Both of these photos churn up emotion in me - I can remember how wonderful I thought my sister was and how much I wanted to be just like her. In that regard, we were very different from the royal sisters. I don't think Margaret was envious of her sister in the slightest and recognized early on what a difficult job her sister had ahead of her. When her father unexpectedly became king in 1936 following Edward VIII's abdication, Margaret, then six, said to Elizabeth: "Does that mean you're going to be queen? Poor you."
Elizabeth and Margaret, 1939

While looking at information about the Queen to write this post, I found this little tidbit so endearing. At her coronation in 1953, her robes were so heavy that she asked the Archbishop of Canterbury to give her a push, saying, "Get me started."

Poor little Elizabeth, so weighted down. 

Climb on your magic carpet and check out the stories at Sepia Saturday


Pencil in hand, I searched out the Suduko in the Sunday Times of India. The puzzle was in the sports section and as I scanned the page I spotted these spine-chilling notices. Unidentified bodies are not unique to India; we have our share of people whose bodies are found but who are never identified - approximately 40,000 nationwide as of 2015. I've never seen this type of notice posted in a newspaper before. 

Sunday, April 17, 2016

Behind the Beautiful Whatevers ...

Dough boy...

Need a whale cut in half? Here's the really big blade.
How would you like to spend the day in this kiosk with the wide screen TV blaring Bollywood movies constantly?

The flat breads bake on the sides of the tandoori. The little plaid thing is what the dough is rolled on. 

Flies, taking a break.

Saturday, April 16, 2016

Friday, April 15, 2016

Sepia Proofs Saturday #326 - April 16th

Eilleen Killeen

Jill Killeen

There's something numbing about contact sheets and the repetition; at the same time they reveal a lot.

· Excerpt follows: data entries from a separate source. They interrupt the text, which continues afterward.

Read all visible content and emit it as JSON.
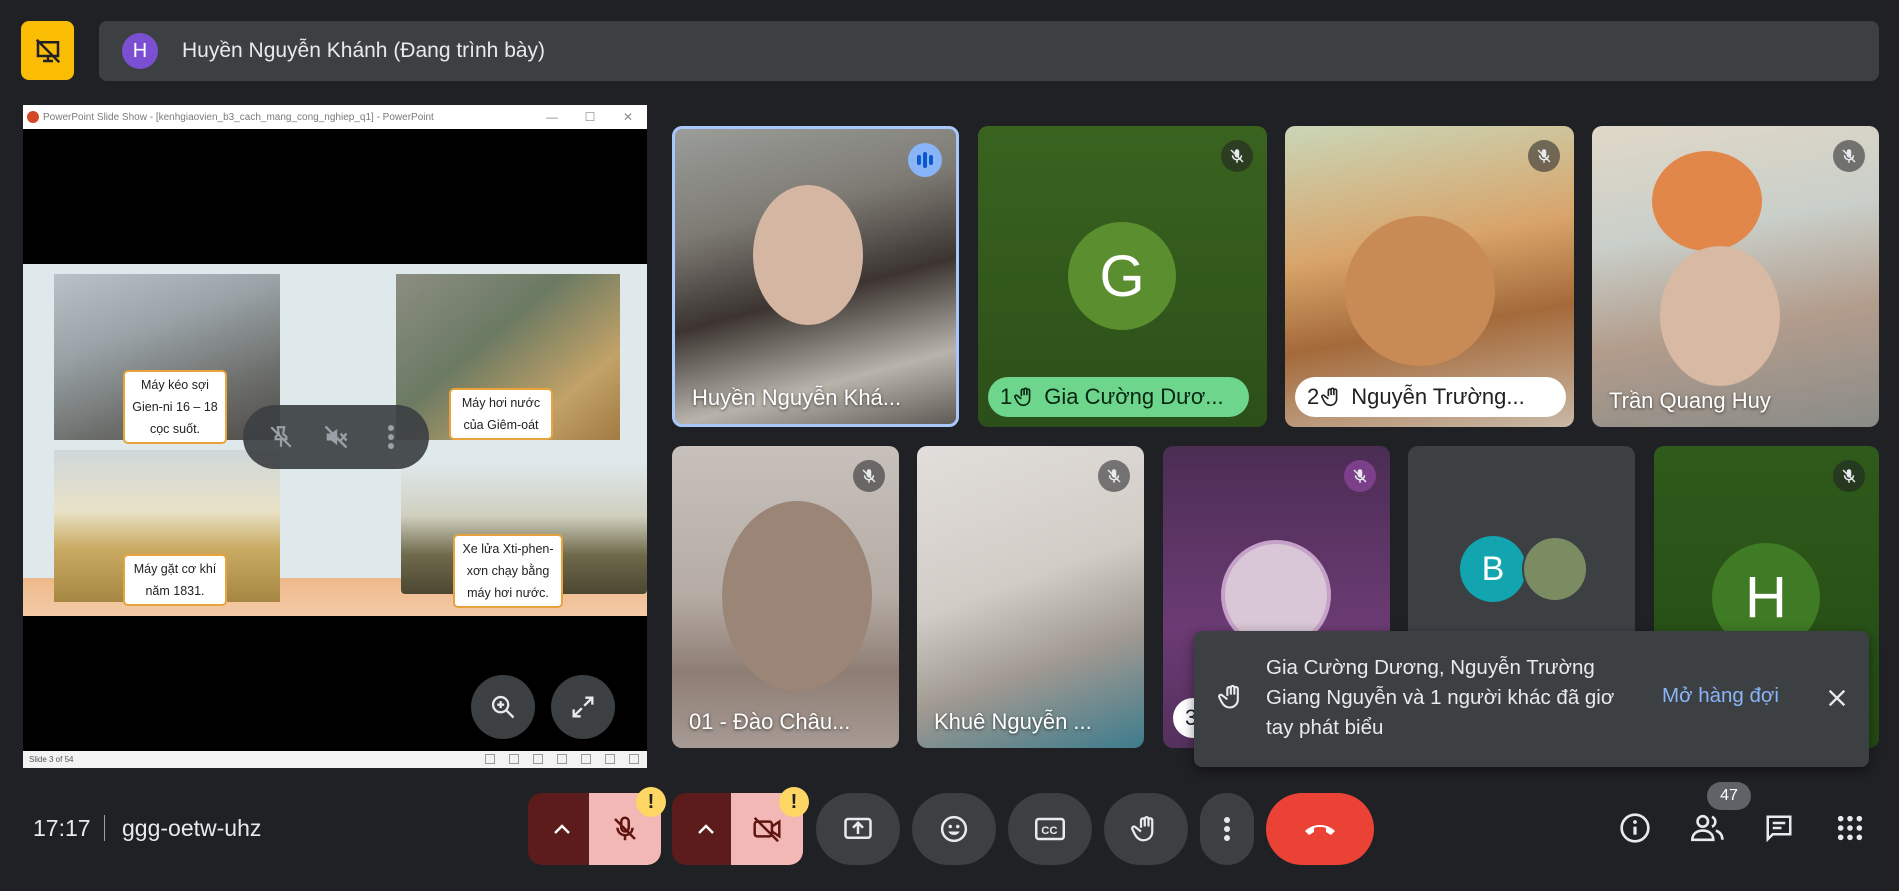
{
  "presenter": {
    "avatar_letter": "H",
    "label": "Huyền Nguyễn Khánh (Đang trình bày)"
  },
  "presentation": {
    "window_title": "PowerPoint Slide Show - [kenhgiaovien_b3_cach_mang_cong_nghiep_q1] - PowerPoint",
    "window_buttons": [
      "—",
      "☐",
      "✕"
    ],
    "status_text": "Slide 3 of 54",
    "callouts": {
      "spinning": "Máy kéo sợi Gien-ni 16 – 18 cọc suốt.",
      "steam": "Máy hơi nước của Giêm-oát",
      "harvester": "Máy gặt cơ khí năm 1831.",
      "train": "Xe lửa Xti-phen-xơn chạy bằng máy hơi nước."
    }
  },
  "tiles": [
    {
      "id": "huyen",
      "name": "Huyền Nguyễn Khá...",
      "status": "speaking"
    },
    {
      "id": "gia",
      "name": "Gia Cường Dươ...",
      "avatar_letter": "G",
      "hand_number": "1",
      "status": "muted",
      "avatar_color": "#5b8e2f"
    },
    {
      "id": "nguyen",
      "name": "Nguyễn Trường...",
      "hand_number": "2",
      "status": "muted"
    },
    {
      "id": "tran",
      "name": "Trần Quang Huy",
      "status": "muted"
    },
    {
      "id": "dao",
      "name": "01 - Đào Châu...",
      "status": "muted"
    },
    {
      "id": "khue",
      "name": "Khuê Nguyễn ...",
      "status": "muted"
    },
    {
      "id": "anime",
      "name": "",
      "hand_number": "3",
      "status": "muted"
    },
    {
      "id": "group",
      "avatar_letter": "B",
      "avatar_color": "#12a4af"
    },
    {
      "id": "h",
      "avatar_letter": "H",
      "status": "muted",
      "avatar_color": "#3f7a24"
    }
  ],
  "toast": {
    "message": "Gia Cường Dương, Nguyễn Trường Giang Nguyễn và 1 người khác đã giơ tay phát biểu",
    "action": "Mở hàng đợi"
  },
  "bottom_bar": {
    "time": "17:17",
    "meeting_code": "ggg-oetw-uhz",
    "people_count": "47",
    "warning_glyph": "!"
  },
  "colors": {
    "background": "#202124",
    "accent": "#8ab4f8",
    "hangup": "#ea4335",
    "hand_green": "#6dd58c",
    "warning": "#fdd663",
    "presenter_icon": "#fbbc04"
  }
}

I spent some considerable time squinting at food shots on this kind of proof sheet with a magnifier, mostly looking for error.  I was never very confident about the aesthetic part of the process and I'd rely on the photographers to pick out the best shots. Now that I'm a student at the Sepia Saturday College of Photographic Inspection, I'm enjoying these sheets much more. I've learned from all my Sepian friends about the details which can tell so much about a person, a place or a time. Yes, the devil is certainly in there somewhere.

Among my keepsakes, I found these photo booth strips, the closest thing I have to contact sheets. The smiling child at the top of the post is my sister Eilleen at about eight years old; one strip is of my mother, Jill Killeen in 1969 at about fifty-nine years of age; and the last strip is my mother and me when I was about three years old. As usual I suffered when held still...I had "itchy" feet even then. 

And here's where my itchy feet have brought me the porch of a houseboat on Lake Dal in Kashmir.

Grab your magnifying glass and head over to for more inspection adventures.